Task goal: For every record that follows, write out the text exactly and omit the picture, if one is present.

====== Provided data ======

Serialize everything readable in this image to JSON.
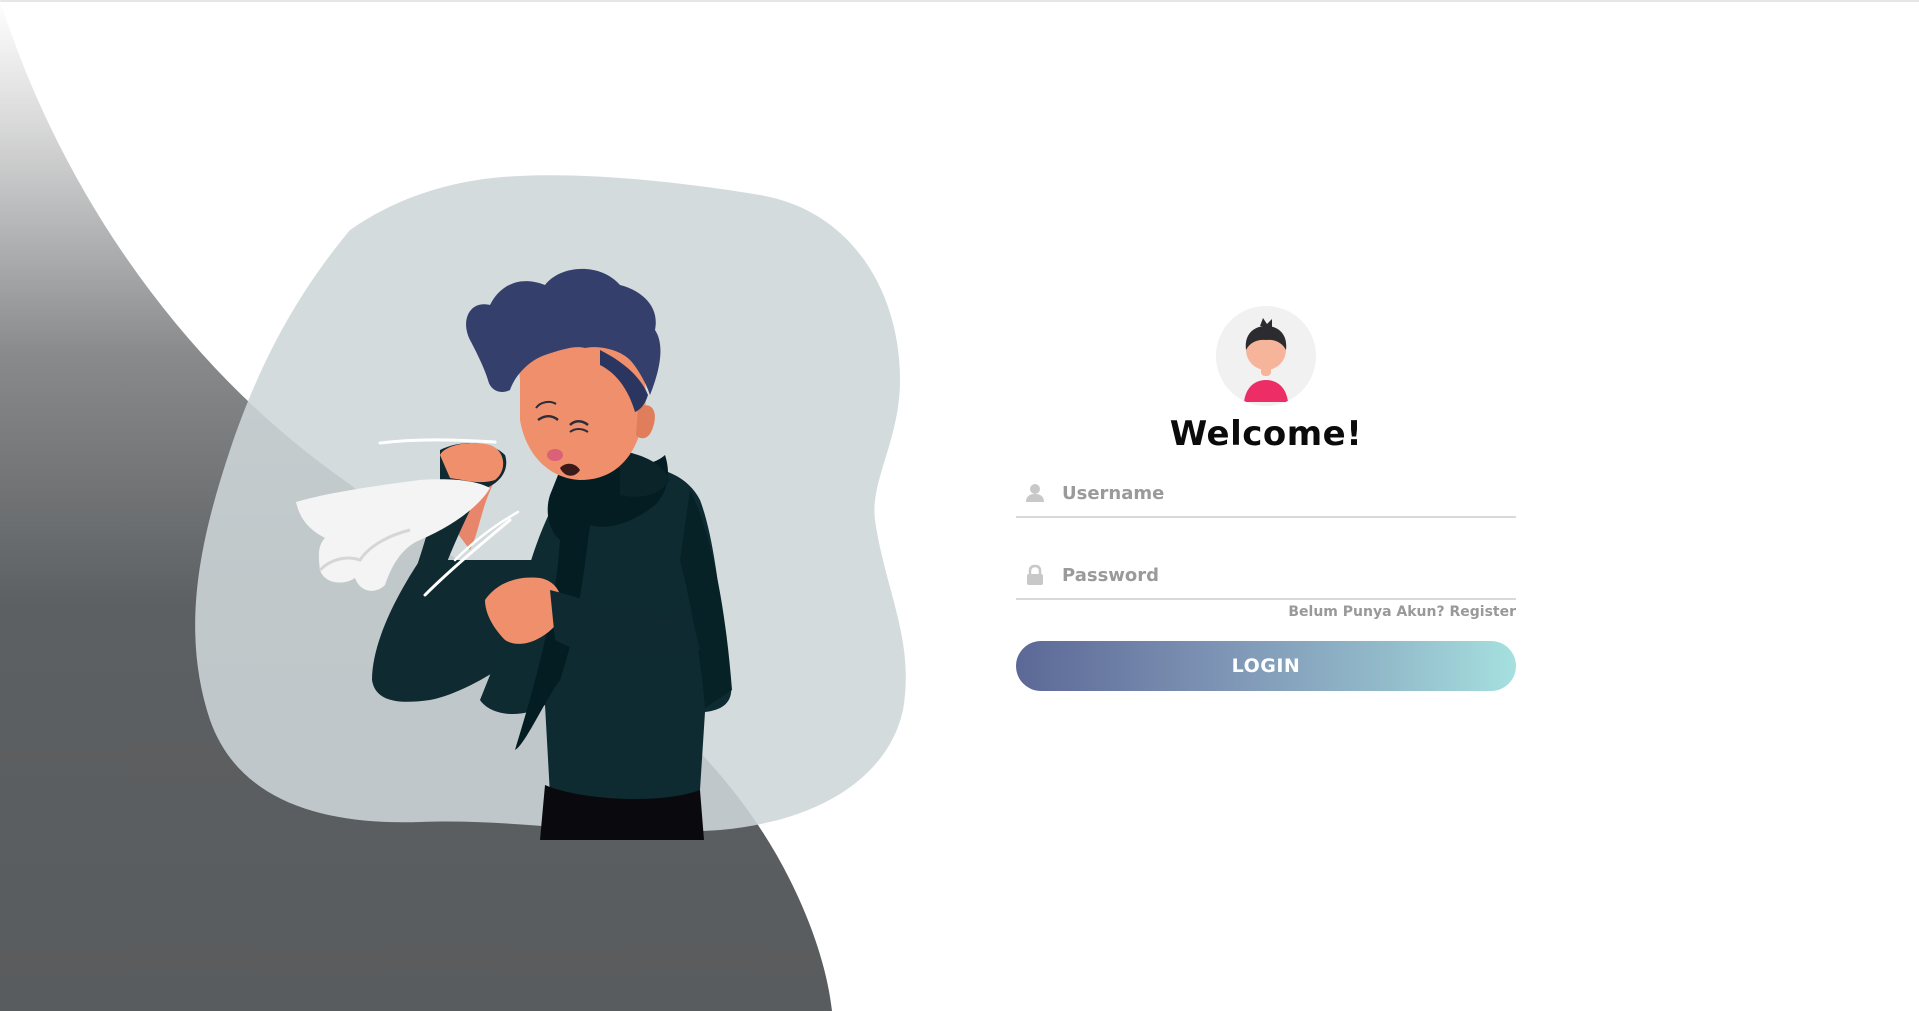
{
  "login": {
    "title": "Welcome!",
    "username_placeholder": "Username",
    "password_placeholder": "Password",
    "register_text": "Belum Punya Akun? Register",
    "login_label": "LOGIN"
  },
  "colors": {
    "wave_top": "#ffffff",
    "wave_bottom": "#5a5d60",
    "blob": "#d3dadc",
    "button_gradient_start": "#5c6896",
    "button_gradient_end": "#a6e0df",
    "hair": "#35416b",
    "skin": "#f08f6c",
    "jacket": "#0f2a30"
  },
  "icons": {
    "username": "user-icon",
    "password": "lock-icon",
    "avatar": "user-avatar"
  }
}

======

Response area:
Serialize everything readable in this image to JSON.
{
  "login": {
    "title": "Welcome!",
    "username_placeholder": "Username",
    "password_placeholder": "Password",
    "register_text": "Belum Punya Akun? Register",
    "login_label": "LOGIN"
  },
  "colors": {
    "wave_top": "#ffffff",
    "wave_bottom": "#5a5d60",
    "blob": "#d3dadc",
    "button_gradient_start": "#5c6896",
    "button_gradient_end": "#a6e0df",
    "hair": "#35416b",
    "skin": "#f08f6c",
    "jacket": "#0f2a30"
  },
  "icons": {
    "username": "user-icon",
    "password": "lock-icon",
    "avatar": "user-avatar"
  }
}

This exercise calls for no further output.